“We are delighted to be a full partner with The University of Texas at Austin in this project,” said Dr. Jason Worchel, acting chief of research for the Central Texas Veterans Health Care System (CTVHCS). “This will provide the VA with a first-class educational and research program in Austin.”
The idea for a brain-imaging initiative and the proposal to obtain the machinewas made jointly by the university and the VA.
“The VA has a long history of research and treatment of veterans with substance abuse disorders,” Worchel said. “This resource will have a direct benefit for treatment of veterans and all patients with substance abuse. This machine, in concert with the strong genetic and animal research UT has, will put us in the forefront of drug demand research.”

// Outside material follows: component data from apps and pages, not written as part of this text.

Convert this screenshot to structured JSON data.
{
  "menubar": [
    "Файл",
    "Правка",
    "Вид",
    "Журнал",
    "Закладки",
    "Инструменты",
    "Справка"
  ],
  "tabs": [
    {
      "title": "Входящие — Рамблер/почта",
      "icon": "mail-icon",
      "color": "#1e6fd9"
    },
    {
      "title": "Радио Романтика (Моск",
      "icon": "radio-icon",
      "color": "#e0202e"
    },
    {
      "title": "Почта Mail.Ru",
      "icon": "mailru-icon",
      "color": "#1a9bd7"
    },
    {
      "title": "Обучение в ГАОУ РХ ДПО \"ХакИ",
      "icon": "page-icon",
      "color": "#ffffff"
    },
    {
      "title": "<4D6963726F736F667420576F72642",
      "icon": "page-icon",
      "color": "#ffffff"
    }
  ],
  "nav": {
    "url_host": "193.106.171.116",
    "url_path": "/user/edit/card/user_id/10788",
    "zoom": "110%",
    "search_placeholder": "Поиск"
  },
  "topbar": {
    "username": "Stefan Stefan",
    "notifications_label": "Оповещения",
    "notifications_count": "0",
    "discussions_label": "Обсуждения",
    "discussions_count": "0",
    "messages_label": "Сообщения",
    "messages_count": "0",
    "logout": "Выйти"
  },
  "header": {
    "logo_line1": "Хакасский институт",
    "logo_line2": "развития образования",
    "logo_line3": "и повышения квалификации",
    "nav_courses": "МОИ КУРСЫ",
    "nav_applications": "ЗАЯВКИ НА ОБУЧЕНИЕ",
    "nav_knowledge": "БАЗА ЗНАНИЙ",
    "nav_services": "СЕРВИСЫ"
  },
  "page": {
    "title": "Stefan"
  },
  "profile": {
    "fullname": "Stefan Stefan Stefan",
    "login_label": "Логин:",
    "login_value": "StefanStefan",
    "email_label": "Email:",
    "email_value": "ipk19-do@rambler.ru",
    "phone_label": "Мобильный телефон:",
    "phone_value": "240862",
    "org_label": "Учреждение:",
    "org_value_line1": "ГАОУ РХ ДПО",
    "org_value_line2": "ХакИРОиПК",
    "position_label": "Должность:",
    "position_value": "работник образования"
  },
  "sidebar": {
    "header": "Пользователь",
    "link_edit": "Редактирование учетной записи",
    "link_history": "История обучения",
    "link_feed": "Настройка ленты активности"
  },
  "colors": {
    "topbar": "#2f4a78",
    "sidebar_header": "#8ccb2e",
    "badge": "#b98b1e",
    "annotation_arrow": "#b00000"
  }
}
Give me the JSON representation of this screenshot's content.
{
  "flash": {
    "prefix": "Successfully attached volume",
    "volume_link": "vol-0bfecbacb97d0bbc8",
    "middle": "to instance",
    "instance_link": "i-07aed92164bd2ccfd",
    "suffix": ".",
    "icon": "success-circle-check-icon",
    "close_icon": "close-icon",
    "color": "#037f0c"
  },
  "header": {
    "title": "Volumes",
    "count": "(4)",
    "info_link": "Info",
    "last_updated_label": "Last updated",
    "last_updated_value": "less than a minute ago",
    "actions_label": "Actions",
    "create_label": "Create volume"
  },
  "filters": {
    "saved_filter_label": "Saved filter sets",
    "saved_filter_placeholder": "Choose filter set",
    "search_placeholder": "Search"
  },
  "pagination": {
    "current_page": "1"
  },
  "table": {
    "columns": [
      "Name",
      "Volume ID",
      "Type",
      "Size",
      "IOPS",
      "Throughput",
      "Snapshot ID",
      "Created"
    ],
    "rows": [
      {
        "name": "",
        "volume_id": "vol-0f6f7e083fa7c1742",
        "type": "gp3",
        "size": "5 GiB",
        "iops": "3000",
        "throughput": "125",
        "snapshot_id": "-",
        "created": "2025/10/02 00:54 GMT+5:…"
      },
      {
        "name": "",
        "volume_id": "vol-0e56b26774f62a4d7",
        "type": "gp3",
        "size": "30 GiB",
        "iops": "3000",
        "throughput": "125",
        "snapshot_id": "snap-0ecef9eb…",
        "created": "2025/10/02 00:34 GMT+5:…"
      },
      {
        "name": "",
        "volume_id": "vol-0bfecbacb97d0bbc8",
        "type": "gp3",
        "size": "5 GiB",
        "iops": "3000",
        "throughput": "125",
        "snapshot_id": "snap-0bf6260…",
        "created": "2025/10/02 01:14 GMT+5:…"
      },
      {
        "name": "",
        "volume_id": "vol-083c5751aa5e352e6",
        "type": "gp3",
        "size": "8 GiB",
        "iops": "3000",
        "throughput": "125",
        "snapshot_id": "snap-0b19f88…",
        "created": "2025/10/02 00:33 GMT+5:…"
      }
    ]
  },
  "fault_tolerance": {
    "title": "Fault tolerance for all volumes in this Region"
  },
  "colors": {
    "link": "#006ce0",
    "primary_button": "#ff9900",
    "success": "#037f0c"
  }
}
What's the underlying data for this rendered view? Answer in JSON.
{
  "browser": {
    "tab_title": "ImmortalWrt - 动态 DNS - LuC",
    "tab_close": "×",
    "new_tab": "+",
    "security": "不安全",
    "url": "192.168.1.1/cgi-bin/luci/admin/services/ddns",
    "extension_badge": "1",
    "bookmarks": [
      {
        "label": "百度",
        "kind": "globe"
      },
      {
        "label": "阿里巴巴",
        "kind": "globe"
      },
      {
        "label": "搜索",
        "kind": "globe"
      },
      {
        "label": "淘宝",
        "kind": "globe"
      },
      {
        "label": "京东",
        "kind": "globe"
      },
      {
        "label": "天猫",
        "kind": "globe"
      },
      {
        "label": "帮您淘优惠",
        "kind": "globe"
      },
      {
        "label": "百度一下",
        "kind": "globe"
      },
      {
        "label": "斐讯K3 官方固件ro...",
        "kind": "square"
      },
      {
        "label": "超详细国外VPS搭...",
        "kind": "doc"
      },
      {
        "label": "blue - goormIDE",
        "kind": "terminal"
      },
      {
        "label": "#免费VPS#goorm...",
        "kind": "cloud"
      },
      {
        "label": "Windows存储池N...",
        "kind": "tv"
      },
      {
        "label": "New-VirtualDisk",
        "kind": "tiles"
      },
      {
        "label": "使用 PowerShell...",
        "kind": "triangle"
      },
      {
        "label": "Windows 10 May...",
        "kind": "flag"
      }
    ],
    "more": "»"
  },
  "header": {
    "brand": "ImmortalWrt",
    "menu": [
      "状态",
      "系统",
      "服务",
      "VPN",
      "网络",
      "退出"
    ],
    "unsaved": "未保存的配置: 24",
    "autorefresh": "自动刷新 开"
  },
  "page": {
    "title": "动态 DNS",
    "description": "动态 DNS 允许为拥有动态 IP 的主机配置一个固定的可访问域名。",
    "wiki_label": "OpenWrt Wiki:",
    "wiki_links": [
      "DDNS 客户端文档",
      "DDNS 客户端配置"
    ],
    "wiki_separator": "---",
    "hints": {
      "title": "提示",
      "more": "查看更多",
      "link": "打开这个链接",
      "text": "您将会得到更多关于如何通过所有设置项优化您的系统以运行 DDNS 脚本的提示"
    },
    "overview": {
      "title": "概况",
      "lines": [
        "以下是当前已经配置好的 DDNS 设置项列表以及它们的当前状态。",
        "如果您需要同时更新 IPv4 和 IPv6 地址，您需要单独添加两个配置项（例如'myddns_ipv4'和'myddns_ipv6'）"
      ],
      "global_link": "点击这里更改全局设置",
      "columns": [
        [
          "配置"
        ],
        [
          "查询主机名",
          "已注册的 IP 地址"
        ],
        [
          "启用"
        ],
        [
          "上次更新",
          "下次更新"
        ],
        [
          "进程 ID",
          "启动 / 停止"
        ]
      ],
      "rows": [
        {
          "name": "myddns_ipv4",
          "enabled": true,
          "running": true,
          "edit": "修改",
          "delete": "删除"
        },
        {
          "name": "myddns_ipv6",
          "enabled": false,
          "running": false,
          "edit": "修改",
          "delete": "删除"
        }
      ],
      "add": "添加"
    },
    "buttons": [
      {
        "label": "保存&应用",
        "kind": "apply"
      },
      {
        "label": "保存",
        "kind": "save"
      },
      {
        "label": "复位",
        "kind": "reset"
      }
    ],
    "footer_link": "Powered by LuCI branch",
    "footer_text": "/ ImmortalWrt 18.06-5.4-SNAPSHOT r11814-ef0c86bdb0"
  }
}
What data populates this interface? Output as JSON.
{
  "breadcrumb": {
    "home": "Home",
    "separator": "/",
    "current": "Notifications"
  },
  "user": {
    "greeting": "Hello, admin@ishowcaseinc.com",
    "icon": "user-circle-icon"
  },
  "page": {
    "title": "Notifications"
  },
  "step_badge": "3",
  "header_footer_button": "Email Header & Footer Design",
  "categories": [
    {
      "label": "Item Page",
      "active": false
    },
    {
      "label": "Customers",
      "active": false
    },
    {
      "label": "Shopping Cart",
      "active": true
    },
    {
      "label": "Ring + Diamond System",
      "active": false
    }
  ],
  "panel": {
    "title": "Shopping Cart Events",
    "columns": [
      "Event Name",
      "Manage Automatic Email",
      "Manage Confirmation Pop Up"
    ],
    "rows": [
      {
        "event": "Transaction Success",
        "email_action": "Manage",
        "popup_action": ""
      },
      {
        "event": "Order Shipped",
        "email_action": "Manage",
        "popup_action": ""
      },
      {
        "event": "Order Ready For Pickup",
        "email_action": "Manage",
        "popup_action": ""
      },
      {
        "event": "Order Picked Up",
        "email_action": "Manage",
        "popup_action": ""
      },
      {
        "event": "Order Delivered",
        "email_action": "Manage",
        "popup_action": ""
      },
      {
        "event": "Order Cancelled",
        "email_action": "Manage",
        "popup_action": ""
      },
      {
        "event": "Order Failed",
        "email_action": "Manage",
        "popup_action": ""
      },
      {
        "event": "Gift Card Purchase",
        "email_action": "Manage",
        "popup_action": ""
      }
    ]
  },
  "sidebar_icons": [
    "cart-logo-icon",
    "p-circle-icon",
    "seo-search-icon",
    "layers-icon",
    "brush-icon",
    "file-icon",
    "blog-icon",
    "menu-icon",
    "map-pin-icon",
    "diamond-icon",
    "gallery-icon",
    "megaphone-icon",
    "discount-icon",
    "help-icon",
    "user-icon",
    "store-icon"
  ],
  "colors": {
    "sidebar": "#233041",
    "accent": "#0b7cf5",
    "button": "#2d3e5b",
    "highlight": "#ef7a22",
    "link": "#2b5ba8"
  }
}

The imaging machine should strengthen the university’s collaborative research and educational programs with other southwestern research-oriented educational institutions, including the University of Texas Medical Branch (UTMB) at Galveston. UTMB faculty members have extensive experience in neuroimaging, especially in basic research conducted at the UTMB Hall Magnet Facility. The opportunity to engage in collaborative studies of high resolution imaging of the human nervous system will be important to faculty at The University of Texas at Austin, UTMB and CTVHCS.
CTAC’s program provides the world’s most advanced brain imaging machines in exchange for a commitment from research institutions to devote significant time on the machines to drug abuse research, Brandenstein said.
“As part of the exchange,” Brandenstein said, “the research centers are training the next generation of medical researchers in this field which traditionally has not attracted much interest from bright young minds because of the stigma attached to drugs and the low priority given to it by the pharmaceutical industry.”
The principal investigators of the project are Fossum and Dr. Adron Harris, director of the Waggoner Center for Alcohol and Addiction Research.
FMRI is a noninvasive technology that can be used to study anatomy, function and neurochemistry in alert human and animal subjects. It creates three-dimensional, high-resolution pictures of the body through the use of a magnetic field. This scanner is 3.0 Tesla in strength, which means that it is 70,000 times more powerful than the earth’s magnetic field.
In terms of addiction, the fMRI “shows how a drug has caused the brain to be rewired or corrupted,” Harris said. “A critical part of both of those is the ability to study brain function in living humans and animals noninvasively. This has been a large gap in the capabilities on this campus having no imaging facility.”
Worchel said neural circuitry related to addiction has common elements with other neurological and psychiatric disorders.
“If we understand the mechanisms which lead to addiction,” he said, “we will also gain invaluable new knowledge into other disorders and into the inter-relationship between brain function, psychology and other physiological systems such as cardiovascular and immunology.”
Other institutions that have procured imaging equipment through the CTAC program include McLean Hospital, a psychiatric teaching facility of Harvard Medical School; Oregon Health and Science University in Portland; Massachusetts General Hospital in Boston, Mass.; and the University of Colorado Health Sciences Center in Denver.
The network of collaborating brain imaging centers is to build a database of information about addiction that can be shared, increasing the pace of scientific advancements.
The U.S. government is spending nearly $12 billion a year on treating and preventing drug abuse and interdicting illicit drugs.
For more information contact: Tim Green, Office of the Vice President for Research, 512-232-6391.